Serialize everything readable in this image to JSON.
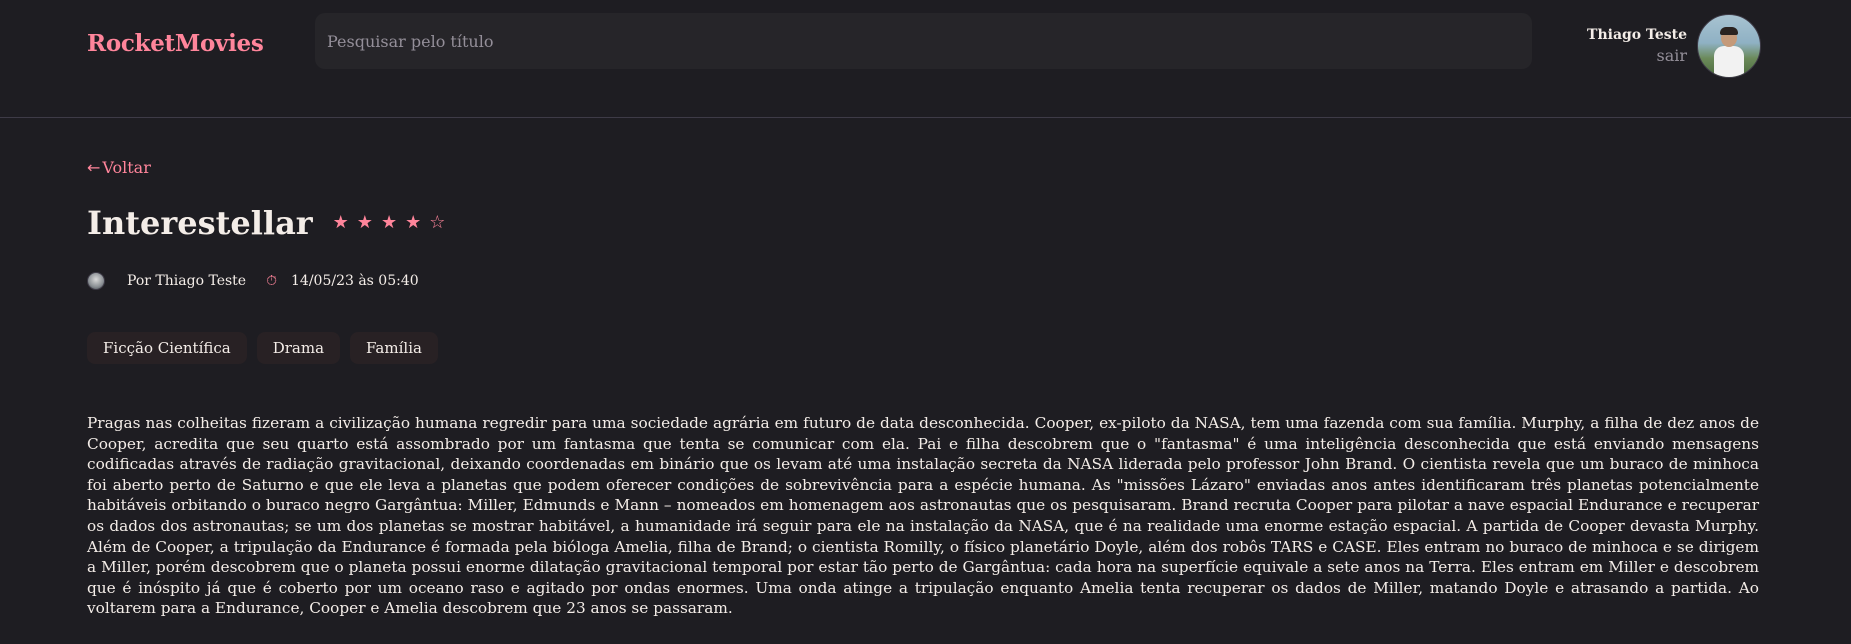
{
  "header": {
    "brand": "RocketMovies",
    "search_placeholder": "Pesquisar pelo título",
    "user_name": "Thiago Teste",
    "logout_label": "sair"
  },
  "movie": {
    "back_label": "Voltar",
    "back_icon": "arrow-left-icon",
    "title": "Interestellar",
    "rating": 4,
    "rating_max": 5,
    "stars": [
      "★",
      "★",
      "★",
      "★",
      "☆"
    ],
    "author": "Por Thiago Teste",
    "clock_icon": "clock-icon",
    "clock_glyph": "⏱",
    "date": "14/05/23 às 05:40",
    "tags": [
      "Ficção Científica",
      "Drama",
      "Família"
    ],
    "description": "Pragas nas colheitas fizeram a civilização humana regredir para uma sociedade agrária em futuro de data desconhecida. Cooper, ex-piloto da NASA, tem uma fazenda com sua família. Murphy, a filha de dez anos de Cooper, acredita que seu quarto está assombrado por um fantasma que tenta se comunicar com ela. Pai e filha descobrem que o \"fantasma\" é uma inteligência desconhecida que está enviando mensagens codificadas através de radiação gravitacional, deixando coordenadas em binário que os levam até uma instalação secreta da NASA liderada pelo professor John Brand. O cientista revela que um buraco de minhoca foi aberto perto de Saturno e que ele leva a planetas que podem oferecer condições de sobrevivência para a espécie humana. As \"missões Lázaro\" enviadas anos antes identificaram três planetas potencialmente habitáveis orbitando o buraco negro Gargântua: Miller, Edmunds e Mann – nomeados em homenagem aos astronautas que os pesquisaram. Brand recruta Cooper para pilotar a nave espacial Endurance e recuperar os dados dos astronautas; se um dos planetas se mostrar habitável, a humanidade irá seguir para ele na instalação da NASA, que é na realidade uma enorme estação espacial. A partida de Cooper devasta Murphy. Além de Cooper, a tripulação da Endurance é formada pela bióloga Amelia, filha de Brand; o cientista Romilly, o físico planetário Doyle, além dos robôs TARS e CASE. Eles entram no buraco de minhoca e se dirigem a Miller, porém descobrem que o planeta possui enorme dilatação gravitacional temporal por estar tão perto de Gargântua: cada hora na superfície equivale a sete anos na Terra. Eles entram em Miller e descobrem que é inóspito já que é coberto por um oceano raso e agitado por ondas enormes. Uma onda atinge a tripulação enquanto Amelia tenta recuperar os dados de Miller, matando Doyle e atrasando a partida. Ao voltarem para a Endurance, Cooper e Amelia descobrem que 23 anos se passaram."
  },
  "colors": {
    "background": "#1e1d22",
    "accent": "#ff859b",
    "input_bg": "#262529",
    "tag_bg": "#282124",
    "text": "#f4ede8",
    "muted": "#948f99"
  }
}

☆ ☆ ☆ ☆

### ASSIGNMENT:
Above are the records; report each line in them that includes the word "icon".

### RESPONSE TO THE TASK:
    "back_icon": "arrow-left-icon",
    "clock_icon": "clock-icon",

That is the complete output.